What to produce:
Hand back the entries exactly as written, minus every picture.

(App and web page records)
──────

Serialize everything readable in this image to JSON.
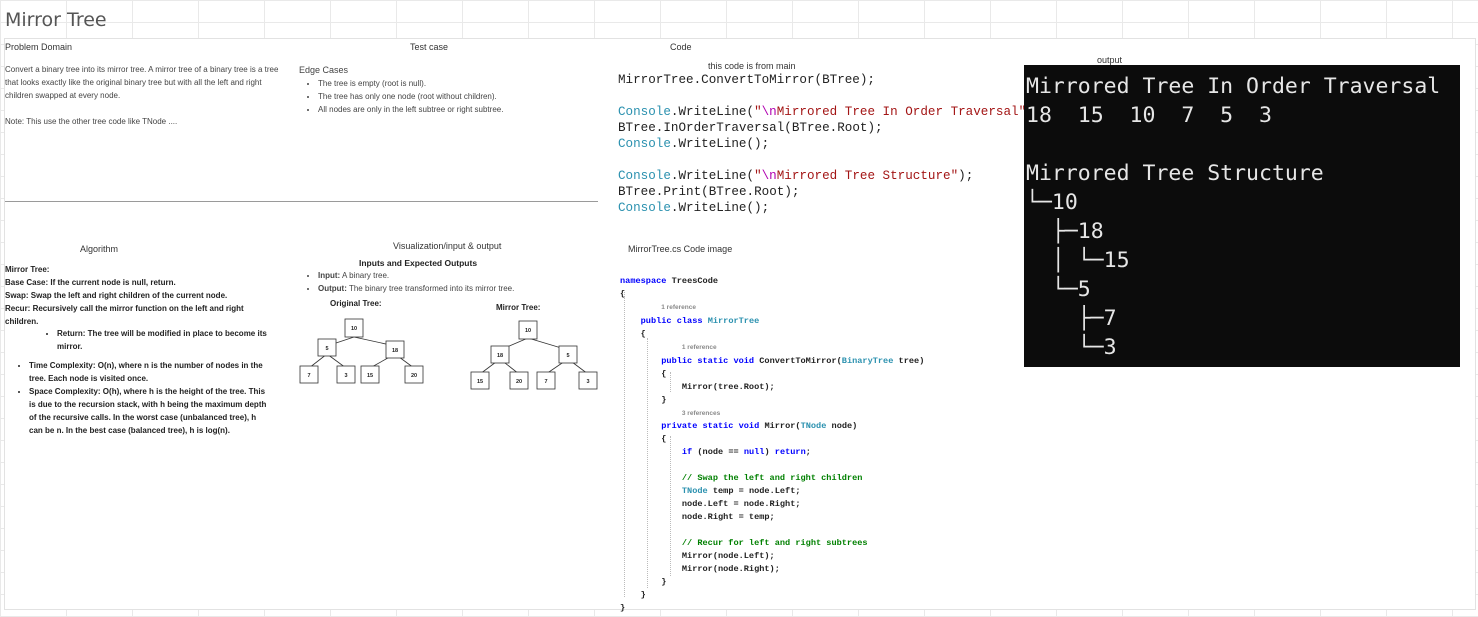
{
  "page": {
    "title": "Mirror Tree"
  },
  "sections": {
    "problem_domain": "Problem Domain",
    "test_case": "Test case",
    "code": "Code",
    "output": "output",
    "algorithm": "Algorithm",
    "visualization": "Visualization/input & output",
    "code_image": "MirrorTree.cs Code image",
    "code_note": "this code is from main"
  },
  "problem": {
    "description": "Convert a binary tree into its mirror tree. A mirror tree of a binary tree is a tree that looks exactly like the original binary tree but with all the left and right children swapped at every node.",
    "note": "Note: This use the other tree code like TNode ...."
  },
  "edge_cases": {
    "title": "Edge Cases",
    "items": [
      "The tree is empty (root is null).",
      "The tree has only one node (root without children).",
      "All nodes are only in the left subtree or right subtree."
    ]
  },
  "algorithm": {
    "lines": [
      "Mirror Tree:",
      "Base Case: If the current node is null, return.",
      "Swap: Swap the left and right children of the current node.",
      "Recur: Recursively call the mirror function on the left and right children."
    ],
    "return_item": "Return: The tree will be modified in place to become its mirror.",
    "complexity": [
      "Time Complexity: O(n), where n is the number of nodes in the tree. Each node is visited once.",
      "Space Complexity: O(h), where h is the height of the tree. This is due to the recursion stack, with h being the maximum depth of the recursive calls. In the worst case (unbalanced tree), h can be n. In the best case (balanced tree), h is log(n)."
    ]
  },
  "io": {
    "title": "Inputs and Expected Outputs",
    "input_label": "Input:",
    "input_text": "A binary tree.",
    "output_label": "Output:",
    "output_text": "The binary tree transformed into its mirror tree."
  },
  "trees": {
    "original_label": "Original Tree:",
    "mirror_label": "Mirror Tree:",
    "original": {
      "root": "10",
      "l": "5",
      "r": "18",
      "ll": "7",
      "lr": "3",
      "rl": "15",
      "rr": "20"
    },
    "mirror": {
      "root": "10",
      "l": "18",
      "r": "5",
      "ll": "15",
      "lr": "20",
      "rl": "7",
      "rr": "3"
    }
  },
  "main_code": {
    "l1_obj": "MirrorTree",
    "l1_method": "ConvertToMirror",
    "l1_arg": "BTree",
    "console": "Console",
    "writeline": "WriteLine",
    "esc": "\\n",
    "s1": "Mirrored Tree In Order Traversal",
    "btree": "BTree",
    "inorder": "InOrderTraversal",
    "root": "Root",
    "s2": "Mirrored Tree Structure",
    "print": "Print"
  },
  "class_code": {
    "namespace_kw": "namespace",
    "namespace_name": "TreesCode",
    "ref1": "1 reference",
    "class_mods": "public class",
    "class_name": "MirrorTree",
    "ref2": "1 reference",
    "m1_mods": "public static void",
    "m1_name": "ConvertToMirror",
    "m1_ptype": "BinaryTree",
    "m1_pname": "tree",
    "m1_call": "Mirror(tree.Root);",
    "ref3": "3 references",
    "m2_mods": "private static void",
    "m2_name": "Mirror",
    "m2_ptype": "TNode",
    "m2_pname": "node",
    "if_kw": "if",
    "if_cond": "(node == ",
    "null_kw": "null",
    "if_close": ") ",
    "return_kw": "return",
    "semi": ";",
    "comment1": "// Swap the left and right children",
    "tnode_type": "TNode",
    "swap1": "temp = node.Left;",
    "swap2": "node.Left = node.Right;",
    "swap3": "node.Right = temp;",
    "comment2": "// Recur for left and right subtrees",
    "rec1": "Mirror(node.Left);",
    "rec2": "Mirror(node.Right);"
  },
  "console_output": {
    "line1": "Mirrored Tree In Order Traversal",
    "line2": "18  15  10  7  5  3",
    "line3": "Mirrored Tree Structure",
    "line4": "└─10",
    "line5": "  ├─18",
    "line6": "  │ └─15",
    "line7": "  └─5",
    "line8": "    ├─7",
    "line9": "    └─3"
  }
}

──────

Response:
Serialize everything readable in this image to JSON.
{
  "page": {
    "title": "Mirror Tree"
  },
  "sections": {
    "problem_domain": "Problem Domain",
    "test_case": "Test case",
    "code": "Code",
    "output": "output",
    "algorithm": "Algorithm",
    "visualization": "Visualization/input & output",
    "code_image": "MirrorTree.cs Code image",
    "code_note": "this code is from main"
  },
  "problem": {
    "description": "Convert a binary tree into its mirror tree. A mirror tree of a binary tree is a tree that looks exactly like the original binary tree but with all the left and right children swapped at every node.",
    "note": "Note: This use the other tree code like TNode ...."
  },
  "edge_cases": {
    "title": "Edge Cases",
    "items": [
      "The tree is empty (root is null).",
      "The tree has only one node (root without children).",
      "All nodes are only in the left subtree or right subtree."
    ]
  },
  "algorithm": {
    "lines": [
      "Mirror Tree:",
      "Base Case: If the current node is null, return.",
      "Swap: Swap the left and right children of the current node.",
      "Recur: Recursively call the mirror function on the left and right children."
    ],
    "return_item": "Return: The tree will be modified in place to become its mirror.",
    "complexity": [
      "Time Complexity: O(n), where n is the number of nodes in the tree. Each node is visited once.",
      "Space Complexity: O(h), where h is the height of the tree. This is due to the recursion stack, with h being the maximum depth of the recursive calls. In the worst case (unbalanced tree), h can be n. In the best case (balanced tree), h is log(n)."
    ]
  },
  "io": {
    "title": "Inputs and Expected Outputs",
    "input_label": "Input:",
    "input_text": "A binary tree.",
    "output_label": "Output:",
    "output_text": "The binary tree transformed into its mirror tree."
  },
  "trees": {
    "original_label": "Original Tree:",
    "mirror_label": "Mirror Tree:",
    "original": {
      "root": "10",
      "l": "5",
      "r": "18",
      "ll": "7",
      "lr": "3",
      "rl": "15",
      "rr": "20"
    },
    "mirror": {
      "root": "10",
      "l": "18",
      "r": "5",
      "ll": "15",
      "lr": "20",
      "rl": "7",
      "rr": "3"
    }
  },
  "main_code": {
    "l1_obj": "MirrorTree",
    "l1_method": "ConvertToMirror",
    "l1_arg": "BTree",
    "console": "Console",
    "writeline": "WriteLine",
    "esc": "\\n",
    "s1": "Mirrored Tree In Order Traversal",
    "btree": "BTree",
    "inorder": "InOrderTraversal",
    "root": "Root",
    "s2": "Mirrored Tree Structure",
    "print": "Print"
  },
  "class_code": {
    "namespace_kw": "namespace",
    "namespace_name": "TreesCode",
    "ref1": "1 reference",
    "class_mods": "public class",
    "class_name": "MirrorTree",
    "ref2": "1 reference",
    "m1_mods": "public static void",
    "m1_name": "ConvertToMirror",
    "m1_ptype": "BinaryTree",
    "m1_pname": "tree",
    "m1_call": "Mirror(tree.Root);",
    "ref3": "3 references",
    "m2_mods": "private static void",
    "m2_name": "Mirror",
    "m2_ptype": "TNode",
    "m2_pname": "node",
    "if_kw": "if",
    "if_cond": "(node == ",
    "null_kw": "null",
    "if_close": ") ",
    "return_kw": "return",
    "semi": ";",
    "comment1": "// Swap the left and right children",
    "tnode_type": "TNode",
    "swap1": "temp = node.Left;",
    "swap2": "node.Left = node.Right;",
    "swap3": "node.Right = temp;",
    "comment2": "// Recur for left and right subtrees",
    "rec1": "Mirror(node.Left);",
    "rec2": "Mirror(node.Right);"
  },
  "console_output": {
    "line1": "Mirrored Tree In Order Traversal",
    "line2": "18  15  10  7  5  3",
    "line3": "Mirrored Tree Structure",
    "line4": "└─10",
    "line5": "  ├─18",
    "line6": "  │ └─15",
    "line7": "  └─5",
    "line8": "    ├─7",
    "line9": "    └─3"
  }
}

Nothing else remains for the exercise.